◆ Task to complete
Each line of the listing where the string "Templates" appears is to be identified and copied.

◆ Material for this exercise

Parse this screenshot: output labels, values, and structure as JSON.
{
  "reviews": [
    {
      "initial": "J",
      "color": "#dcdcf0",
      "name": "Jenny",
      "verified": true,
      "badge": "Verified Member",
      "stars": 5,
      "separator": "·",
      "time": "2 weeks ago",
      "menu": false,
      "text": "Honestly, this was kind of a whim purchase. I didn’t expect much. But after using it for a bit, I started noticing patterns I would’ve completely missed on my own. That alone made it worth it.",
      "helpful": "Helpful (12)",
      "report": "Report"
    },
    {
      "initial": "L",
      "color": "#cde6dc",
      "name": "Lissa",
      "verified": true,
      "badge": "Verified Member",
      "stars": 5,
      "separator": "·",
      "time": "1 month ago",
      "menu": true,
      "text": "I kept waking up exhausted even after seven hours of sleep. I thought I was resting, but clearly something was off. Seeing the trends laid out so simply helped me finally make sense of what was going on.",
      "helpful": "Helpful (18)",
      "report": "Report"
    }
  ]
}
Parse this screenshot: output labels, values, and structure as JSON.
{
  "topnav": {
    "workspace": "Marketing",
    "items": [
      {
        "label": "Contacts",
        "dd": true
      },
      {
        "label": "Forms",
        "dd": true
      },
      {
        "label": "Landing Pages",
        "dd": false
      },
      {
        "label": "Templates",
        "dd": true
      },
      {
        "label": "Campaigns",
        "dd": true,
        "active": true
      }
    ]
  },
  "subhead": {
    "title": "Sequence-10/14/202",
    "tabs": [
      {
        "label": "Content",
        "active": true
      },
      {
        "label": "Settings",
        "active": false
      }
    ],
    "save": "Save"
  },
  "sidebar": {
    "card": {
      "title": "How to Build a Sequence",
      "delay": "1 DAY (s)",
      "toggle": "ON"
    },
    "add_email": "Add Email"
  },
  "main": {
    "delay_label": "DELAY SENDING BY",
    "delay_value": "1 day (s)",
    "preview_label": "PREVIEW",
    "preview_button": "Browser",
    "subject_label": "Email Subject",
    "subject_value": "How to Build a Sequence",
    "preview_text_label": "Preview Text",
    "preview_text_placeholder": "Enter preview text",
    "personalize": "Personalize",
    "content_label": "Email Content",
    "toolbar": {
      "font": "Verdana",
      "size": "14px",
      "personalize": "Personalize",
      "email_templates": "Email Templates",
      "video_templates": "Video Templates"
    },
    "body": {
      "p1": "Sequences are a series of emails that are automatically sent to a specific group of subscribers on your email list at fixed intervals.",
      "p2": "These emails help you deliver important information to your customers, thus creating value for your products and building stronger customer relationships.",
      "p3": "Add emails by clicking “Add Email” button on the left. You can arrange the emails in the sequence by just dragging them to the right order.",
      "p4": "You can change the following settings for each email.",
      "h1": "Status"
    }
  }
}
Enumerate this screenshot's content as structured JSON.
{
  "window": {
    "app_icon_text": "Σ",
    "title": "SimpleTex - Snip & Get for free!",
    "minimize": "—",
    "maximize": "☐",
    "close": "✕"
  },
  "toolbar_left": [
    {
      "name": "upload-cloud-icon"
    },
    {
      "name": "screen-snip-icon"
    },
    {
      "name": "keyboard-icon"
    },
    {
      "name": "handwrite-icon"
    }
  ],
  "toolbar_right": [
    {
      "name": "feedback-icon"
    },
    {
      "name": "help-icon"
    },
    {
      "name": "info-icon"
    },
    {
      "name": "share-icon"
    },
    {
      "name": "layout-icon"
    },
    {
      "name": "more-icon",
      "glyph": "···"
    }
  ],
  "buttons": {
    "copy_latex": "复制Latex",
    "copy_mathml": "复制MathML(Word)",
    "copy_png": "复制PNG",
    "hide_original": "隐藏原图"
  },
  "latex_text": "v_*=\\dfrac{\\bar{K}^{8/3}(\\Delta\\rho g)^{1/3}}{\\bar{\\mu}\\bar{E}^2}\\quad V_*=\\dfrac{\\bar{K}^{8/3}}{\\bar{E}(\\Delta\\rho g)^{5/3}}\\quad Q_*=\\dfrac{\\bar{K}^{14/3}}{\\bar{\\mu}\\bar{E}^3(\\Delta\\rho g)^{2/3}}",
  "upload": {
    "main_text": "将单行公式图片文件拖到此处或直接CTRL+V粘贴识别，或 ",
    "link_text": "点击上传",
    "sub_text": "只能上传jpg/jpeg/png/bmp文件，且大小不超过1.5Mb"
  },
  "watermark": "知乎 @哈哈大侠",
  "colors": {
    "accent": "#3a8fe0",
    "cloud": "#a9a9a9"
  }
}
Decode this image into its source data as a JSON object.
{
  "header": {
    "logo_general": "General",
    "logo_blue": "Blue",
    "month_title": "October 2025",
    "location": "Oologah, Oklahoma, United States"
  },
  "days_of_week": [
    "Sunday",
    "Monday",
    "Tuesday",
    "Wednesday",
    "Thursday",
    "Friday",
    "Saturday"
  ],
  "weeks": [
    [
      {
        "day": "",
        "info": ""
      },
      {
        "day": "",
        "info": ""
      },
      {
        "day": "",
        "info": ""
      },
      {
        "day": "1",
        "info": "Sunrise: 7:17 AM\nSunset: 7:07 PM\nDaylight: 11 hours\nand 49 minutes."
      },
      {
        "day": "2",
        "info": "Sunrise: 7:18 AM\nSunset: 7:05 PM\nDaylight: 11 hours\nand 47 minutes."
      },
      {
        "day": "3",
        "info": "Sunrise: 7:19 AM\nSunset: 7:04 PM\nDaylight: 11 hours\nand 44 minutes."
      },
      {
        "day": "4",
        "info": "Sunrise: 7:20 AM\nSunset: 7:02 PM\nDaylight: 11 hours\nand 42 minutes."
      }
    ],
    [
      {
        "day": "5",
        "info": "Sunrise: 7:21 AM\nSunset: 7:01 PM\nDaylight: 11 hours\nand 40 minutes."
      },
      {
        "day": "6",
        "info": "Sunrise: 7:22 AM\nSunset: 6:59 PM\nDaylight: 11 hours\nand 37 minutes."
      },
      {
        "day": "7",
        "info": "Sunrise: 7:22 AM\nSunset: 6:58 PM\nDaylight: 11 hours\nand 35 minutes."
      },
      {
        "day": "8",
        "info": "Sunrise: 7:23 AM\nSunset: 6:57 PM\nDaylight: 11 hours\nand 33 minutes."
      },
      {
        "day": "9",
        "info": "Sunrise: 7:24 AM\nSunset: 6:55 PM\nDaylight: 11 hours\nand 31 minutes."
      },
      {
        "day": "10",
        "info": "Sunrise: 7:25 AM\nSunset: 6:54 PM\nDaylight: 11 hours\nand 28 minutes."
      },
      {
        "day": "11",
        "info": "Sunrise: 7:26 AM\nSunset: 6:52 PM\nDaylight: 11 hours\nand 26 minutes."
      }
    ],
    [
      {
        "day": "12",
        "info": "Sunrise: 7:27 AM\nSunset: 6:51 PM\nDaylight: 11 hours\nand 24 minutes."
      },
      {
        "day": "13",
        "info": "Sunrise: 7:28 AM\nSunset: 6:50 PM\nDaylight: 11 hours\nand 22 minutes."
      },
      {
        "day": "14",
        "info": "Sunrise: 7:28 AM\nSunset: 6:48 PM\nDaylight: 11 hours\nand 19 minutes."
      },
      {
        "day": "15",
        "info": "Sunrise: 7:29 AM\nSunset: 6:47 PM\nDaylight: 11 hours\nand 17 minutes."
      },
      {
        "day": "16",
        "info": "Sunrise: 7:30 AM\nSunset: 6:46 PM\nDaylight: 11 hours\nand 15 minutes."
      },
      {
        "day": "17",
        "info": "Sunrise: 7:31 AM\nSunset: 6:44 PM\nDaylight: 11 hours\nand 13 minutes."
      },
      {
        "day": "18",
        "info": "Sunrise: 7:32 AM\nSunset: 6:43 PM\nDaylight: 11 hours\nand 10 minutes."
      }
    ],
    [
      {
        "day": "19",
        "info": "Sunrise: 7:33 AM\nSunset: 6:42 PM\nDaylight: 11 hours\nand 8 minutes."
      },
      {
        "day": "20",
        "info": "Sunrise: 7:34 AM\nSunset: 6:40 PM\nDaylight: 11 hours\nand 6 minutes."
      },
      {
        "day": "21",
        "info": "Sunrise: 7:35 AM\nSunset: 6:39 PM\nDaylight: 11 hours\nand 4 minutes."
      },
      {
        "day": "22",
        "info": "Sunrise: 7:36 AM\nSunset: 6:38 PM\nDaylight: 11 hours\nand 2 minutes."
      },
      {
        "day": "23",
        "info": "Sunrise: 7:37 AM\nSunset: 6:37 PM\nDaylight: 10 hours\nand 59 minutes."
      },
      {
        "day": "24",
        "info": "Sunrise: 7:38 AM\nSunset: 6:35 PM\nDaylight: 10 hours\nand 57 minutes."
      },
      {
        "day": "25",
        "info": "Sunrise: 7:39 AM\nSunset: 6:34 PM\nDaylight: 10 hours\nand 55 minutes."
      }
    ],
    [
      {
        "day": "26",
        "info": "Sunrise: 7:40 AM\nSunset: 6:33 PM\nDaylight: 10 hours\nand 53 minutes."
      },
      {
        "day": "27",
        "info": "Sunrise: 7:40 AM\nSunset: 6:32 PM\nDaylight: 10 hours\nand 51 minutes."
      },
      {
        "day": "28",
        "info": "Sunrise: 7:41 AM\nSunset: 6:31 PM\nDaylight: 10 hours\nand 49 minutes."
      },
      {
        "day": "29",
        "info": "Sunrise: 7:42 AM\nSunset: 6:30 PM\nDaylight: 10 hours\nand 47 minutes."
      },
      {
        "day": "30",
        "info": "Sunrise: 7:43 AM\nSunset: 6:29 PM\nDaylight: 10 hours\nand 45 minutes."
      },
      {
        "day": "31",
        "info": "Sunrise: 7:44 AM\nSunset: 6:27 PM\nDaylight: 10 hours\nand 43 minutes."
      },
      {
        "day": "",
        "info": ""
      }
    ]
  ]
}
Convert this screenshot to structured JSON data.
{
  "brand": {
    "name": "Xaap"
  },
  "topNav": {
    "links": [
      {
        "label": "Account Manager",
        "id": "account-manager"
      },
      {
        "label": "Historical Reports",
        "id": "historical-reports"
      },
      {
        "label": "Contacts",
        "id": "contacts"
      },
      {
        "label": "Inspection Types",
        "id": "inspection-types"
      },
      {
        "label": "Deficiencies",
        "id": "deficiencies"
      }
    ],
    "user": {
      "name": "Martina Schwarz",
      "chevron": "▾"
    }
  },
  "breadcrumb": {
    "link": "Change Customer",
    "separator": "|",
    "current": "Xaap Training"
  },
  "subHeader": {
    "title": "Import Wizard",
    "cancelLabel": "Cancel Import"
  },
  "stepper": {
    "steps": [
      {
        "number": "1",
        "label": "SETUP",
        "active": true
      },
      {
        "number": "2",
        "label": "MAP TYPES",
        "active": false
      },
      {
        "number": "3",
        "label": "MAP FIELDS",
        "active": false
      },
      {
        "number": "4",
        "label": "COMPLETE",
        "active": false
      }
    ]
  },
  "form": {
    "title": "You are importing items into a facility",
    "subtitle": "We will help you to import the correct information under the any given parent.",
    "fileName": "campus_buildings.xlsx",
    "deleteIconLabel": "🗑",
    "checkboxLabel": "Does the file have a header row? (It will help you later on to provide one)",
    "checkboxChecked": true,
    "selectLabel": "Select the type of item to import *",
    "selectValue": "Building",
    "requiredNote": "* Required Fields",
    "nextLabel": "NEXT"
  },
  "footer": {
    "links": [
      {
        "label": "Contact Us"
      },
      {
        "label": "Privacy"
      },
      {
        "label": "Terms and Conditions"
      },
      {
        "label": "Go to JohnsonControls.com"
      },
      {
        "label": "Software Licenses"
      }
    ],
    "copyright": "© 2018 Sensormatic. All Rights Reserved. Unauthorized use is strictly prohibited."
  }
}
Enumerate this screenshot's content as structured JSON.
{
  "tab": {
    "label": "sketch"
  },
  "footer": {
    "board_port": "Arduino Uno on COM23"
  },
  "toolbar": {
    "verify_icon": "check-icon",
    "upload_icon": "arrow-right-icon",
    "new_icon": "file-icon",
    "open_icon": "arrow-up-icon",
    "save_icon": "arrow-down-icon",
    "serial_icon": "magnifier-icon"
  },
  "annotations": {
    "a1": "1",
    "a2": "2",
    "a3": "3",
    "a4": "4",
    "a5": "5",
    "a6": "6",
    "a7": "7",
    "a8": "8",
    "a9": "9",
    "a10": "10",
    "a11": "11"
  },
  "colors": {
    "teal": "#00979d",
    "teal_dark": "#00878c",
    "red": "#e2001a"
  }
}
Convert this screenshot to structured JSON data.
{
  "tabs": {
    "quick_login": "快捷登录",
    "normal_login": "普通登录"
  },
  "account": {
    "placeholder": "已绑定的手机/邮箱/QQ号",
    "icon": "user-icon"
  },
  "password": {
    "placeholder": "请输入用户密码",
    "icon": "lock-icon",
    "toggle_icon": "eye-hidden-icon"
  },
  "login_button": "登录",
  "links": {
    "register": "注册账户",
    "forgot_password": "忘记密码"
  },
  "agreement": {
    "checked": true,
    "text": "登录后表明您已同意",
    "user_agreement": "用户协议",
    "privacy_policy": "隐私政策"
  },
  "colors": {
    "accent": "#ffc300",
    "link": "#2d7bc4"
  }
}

◆ Expected answer
        "label": "Templates",
      "email_templates": "Email Templates",
      "video_templates": "Video Templates"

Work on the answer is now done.